§ 10. Thus far the dominion of faith reaches, and that without any violence or hindrance to reason; which is not injured or disturbed, but assisted and improved, by new discoveries of truth coming from the eternal fountain of all knowledge. Whatever God hath revealed is certainly true; no doubt can be made of it. This is the proper object of faith: but whether it be a divine revelation or no, reason must judge; which can never permit the mind to reject a greater evidence to embrace what is less evident, nor allow it to entertain probability in opposition to knowledge and certainty. There can be no evidence, that any traditional revelation is of divine original, in the words we receive it, and in the sense we understand it, so clear and so certain, as that of the principles of reason; and therefore nothing that is contrary to, and inconsistent with, the clear and self-evident dictates of reason, has a right to be urged or assented to as a matter of faith, wherein reason hath nothing to do. Whatsoever is divine revelation ought to over-rule all our opinions, prejudices, and interest, and hath a right to be received with full assent. Such a submission as this, of our reason to faith, takes not away the land-marks of knowledge: this shakes not the foundations of reason, but leaves us that use of our faculties, for which they were given us.

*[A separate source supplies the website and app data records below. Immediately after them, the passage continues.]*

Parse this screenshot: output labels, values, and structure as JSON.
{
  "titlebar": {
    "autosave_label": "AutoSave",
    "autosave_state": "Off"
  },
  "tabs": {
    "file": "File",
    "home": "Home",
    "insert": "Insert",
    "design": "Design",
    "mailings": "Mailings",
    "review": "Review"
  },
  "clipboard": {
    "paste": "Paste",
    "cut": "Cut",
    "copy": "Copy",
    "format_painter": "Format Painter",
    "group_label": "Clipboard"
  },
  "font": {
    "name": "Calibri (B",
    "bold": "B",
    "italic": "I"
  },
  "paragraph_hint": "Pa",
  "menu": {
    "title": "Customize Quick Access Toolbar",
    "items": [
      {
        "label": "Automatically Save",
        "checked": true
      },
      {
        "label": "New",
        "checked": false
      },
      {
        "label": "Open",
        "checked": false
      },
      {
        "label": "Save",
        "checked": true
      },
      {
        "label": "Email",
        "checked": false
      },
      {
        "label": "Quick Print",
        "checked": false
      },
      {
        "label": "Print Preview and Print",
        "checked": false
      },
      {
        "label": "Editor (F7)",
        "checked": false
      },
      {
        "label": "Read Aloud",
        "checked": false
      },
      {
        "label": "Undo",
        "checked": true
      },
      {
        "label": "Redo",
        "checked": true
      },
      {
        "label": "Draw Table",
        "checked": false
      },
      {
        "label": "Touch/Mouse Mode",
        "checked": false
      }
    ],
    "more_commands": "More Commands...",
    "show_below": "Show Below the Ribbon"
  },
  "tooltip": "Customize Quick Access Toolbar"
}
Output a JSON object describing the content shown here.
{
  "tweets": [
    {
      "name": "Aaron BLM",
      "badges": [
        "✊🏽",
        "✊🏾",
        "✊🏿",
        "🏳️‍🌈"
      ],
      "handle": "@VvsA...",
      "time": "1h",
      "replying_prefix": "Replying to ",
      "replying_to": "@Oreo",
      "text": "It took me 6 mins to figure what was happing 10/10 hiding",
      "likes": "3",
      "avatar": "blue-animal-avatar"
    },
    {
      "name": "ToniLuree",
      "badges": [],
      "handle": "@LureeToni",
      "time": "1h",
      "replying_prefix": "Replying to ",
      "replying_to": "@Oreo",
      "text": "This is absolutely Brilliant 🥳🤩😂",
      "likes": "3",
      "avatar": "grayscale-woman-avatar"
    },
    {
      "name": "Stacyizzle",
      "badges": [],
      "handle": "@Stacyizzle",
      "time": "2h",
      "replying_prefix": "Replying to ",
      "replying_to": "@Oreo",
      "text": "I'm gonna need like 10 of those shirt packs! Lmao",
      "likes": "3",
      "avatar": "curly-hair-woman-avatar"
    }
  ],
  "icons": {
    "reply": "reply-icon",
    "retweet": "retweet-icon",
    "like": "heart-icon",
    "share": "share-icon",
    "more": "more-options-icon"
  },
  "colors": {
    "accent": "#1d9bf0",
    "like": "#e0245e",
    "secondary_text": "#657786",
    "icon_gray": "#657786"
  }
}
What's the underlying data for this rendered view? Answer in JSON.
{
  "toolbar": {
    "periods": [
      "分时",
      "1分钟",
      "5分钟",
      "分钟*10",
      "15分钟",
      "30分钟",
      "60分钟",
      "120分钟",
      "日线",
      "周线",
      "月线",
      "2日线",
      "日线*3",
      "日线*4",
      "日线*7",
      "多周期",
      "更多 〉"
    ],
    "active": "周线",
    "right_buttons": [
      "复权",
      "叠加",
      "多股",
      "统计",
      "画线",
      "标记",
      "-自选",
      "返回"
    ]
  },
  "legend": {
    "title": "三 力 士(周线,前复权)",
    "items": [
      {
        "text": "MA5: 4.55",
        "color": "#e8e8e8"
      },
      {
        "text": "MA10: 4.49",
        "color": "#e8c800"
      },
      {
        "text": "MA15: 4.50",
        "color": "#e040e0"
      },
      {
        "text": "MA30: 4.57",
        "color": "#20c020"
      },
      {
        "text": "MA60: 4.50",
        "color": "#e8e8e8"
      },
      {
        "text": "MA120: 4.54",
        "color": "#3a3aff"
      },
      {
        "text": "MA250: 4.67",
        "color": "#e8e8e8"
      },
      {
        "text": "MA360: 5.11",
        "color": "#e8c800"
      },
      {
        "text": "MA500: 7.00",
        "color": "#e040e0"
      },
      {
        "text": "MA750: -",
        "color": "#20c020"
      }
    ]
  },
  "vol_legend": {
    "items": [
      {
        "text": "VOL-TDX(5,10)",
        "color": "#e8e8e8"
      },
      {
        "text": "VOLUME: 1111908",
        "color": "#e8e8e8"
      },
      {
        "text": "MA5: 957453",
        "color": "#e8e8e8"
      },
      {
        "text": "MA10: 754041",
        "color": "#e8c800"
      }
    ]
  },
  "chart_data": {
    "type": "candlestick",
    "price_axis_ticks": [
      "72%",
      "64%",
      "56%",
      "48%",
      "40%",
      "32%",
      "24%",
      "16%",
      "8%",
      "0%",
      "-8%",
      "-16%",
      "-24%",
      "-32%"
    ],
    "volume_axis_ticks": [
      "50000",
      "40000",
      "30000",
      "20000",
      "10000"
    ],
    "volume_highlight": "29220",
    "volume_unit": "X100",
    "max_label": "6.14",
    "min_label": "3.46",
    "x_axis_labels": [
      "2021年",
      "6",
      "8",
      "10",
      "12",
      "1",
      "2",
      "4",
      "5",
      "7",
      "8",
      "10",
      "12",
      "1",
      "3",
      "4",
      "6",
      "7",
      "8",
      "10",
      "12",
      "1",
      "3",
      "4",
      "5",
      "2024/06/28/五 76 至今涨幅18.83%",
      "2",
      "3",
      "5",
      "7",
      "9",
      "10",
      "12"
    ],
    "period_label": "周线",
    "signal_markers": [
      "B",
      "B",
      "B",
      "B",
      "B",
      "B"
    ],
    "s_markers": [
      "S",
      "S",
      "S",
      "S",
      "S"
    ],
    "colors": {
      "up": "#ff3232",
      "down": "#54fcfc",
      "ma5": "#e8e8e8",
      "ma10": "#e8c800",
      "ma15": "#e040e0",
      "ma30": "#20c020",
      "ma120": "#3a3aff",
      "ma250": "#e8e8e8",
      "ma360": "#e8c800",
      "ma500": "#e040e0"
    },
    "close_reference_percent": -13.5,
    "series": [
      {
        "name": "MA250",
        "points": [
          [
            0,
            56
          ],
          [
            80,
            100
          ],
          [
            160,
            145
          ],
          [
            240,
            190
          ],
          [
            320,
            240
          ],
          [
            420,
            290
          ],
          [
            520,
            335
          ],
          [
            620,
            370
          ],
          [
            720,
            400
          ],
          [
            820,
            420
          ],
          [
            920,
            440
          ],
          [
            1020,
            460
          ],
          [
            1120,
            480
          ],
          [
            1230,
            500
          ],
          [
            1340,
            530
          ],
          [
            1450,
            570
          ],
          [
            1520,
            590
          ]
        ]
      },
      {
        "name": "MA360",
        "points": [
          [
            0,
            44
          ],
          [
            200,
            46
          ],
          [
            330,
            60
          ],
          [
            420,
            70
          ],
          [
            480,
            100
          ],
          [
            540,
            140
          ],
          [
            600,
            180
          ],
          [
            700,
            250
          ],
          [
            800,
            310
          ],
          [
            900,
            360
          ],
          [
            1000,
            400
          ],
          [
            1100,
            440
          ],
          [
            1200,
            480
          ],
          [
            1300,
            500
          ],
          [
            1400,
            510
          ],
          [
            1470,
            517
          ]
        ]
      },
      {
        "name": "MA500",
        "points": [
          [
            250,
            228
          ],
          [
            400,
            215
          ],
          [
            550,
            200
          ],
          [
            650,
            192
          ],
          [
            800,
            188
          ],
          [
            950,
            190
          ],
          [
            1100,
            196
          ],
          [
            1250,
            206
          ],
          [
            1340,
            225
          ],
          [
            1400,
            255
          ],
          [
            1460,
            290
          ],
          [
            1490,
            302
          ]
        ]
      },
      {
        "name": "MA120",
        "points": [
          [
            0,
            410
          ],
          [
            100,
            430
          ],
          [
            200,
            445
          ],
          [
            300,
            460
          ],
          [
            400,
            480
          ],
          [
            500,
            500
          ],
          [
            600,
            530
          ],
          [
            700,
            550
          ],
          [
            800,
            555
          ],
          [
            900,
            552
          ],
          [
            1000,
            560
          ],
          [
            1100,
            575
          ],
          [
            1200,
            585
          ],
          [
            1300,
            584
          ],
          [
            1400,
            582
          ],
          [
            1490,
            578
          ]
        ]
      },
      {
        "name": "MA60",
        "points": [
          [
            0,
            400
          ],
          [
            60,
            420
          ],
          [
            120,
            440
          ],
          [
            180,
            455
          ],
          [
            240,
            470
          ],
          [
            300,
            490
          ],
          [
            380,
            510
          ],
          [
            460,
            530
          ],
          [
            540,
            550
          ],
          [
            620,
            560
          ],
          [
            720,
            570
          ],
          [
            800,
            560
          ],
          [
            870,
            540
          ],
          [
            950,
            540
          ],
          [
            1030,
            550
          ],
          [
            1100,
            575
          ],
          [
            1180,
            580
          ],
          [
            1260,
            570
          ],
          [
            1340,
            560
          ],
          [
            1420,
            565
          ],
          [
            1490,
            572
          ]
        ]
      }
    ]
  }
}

If the boundaries be not set between faith and reason, no enthusiasm or extravagancy in religion can be contradicted.
§ 11. If the provinces of faith and reason are not kept distinct by these boundaries, there will, in matters of religion, be no room for reason at all; and those extravagant opinions and ceremonies that are to be found in the several religions of the world, will not deserve to be blamed. For, to this crying up of faith, in opposition to reason, we may, I think, in good measure ascribe those absurdities that fill almost all the religions which possess and divide mankind. For men having been principled with an opinion, that they must not consult reason in the things of religion, however apparently contradictory to common sense, and the very principles of all their knowledge; have let loose their fancies and natural superstition; and have been by them led into so strange opinions, and extravagant practices in religion, that a considerate man cannot but stand amazed at their follies, and judge them so far from being acceptable to the great and wise God, that he cannot avoid thinking them ridiculous, and offensive to a sober good man. So that in effect religion, which should most distinguish us from beasts, and ought most peculiarly to elevate us, as rational creatures, above brutes, is that wherein men often appear most irrational and more senseless than beasts themselves. “Credo, quia impossible est;” I believe, because it is impossible, might in a good man pass for a sally of zeal; but would prove a very ill rule for men to choose their opinions or religion by.